- _Exercise prompt_
Your answer should consist of each line from the data below that contains "JSON".

- _Study material_
---+---

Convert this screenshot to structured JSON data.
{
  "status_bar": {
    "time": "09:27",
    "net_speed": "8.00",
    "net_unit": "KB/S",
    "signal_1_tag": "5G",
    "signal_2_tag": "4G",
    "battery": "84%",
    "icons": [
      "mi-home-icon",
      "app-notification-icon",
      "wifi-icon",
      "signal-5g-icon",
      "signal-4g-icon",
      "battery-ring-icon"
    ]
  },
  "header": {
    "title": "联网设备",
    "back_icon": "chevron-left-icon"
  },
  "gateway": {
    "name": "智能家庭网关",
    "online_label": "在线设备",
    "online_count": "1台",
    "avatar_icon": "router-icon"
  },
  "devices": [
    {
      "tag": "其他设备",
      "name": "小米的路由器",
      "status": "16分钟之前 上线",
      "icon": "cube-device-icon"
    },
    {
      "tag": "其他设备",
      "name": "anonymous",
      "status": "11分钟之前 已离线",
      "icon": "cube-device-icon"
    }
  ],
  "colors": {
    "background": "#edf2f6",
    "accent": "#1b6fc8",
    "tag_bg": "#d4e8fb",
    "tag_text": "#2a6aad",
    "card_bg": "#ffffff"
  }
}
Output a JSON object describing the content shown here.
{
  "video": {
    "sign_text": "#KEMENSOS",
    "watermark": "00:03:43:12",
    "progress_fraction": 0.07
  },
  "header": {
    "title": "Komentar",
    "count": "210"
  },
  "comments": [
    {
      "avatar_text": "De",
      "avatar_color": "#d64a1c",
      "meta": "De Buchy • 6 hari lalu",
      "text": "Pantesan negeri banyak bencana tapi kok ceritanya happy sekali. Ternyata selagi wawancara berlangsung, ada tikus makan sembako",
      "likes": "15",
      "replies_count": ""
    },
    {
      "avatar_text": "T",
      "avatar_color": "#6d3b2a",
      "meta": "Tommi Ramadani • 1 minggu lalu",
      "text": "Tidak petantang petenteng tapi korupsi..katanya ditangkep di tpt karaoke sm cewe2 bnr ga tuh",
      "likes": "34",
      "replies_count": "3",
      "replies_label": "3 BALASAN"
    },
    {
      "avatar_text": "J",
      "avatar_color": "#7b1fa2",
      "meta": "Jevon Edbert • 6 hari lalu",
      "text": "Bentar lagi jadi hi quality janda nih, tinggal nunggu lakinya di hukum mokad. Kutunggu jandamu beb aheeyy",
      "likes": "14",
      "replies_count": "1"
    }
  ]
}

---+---

- _Exercise response_
Convert this screenshot to structured JSON data.
Output a JSON object describing the content shown here.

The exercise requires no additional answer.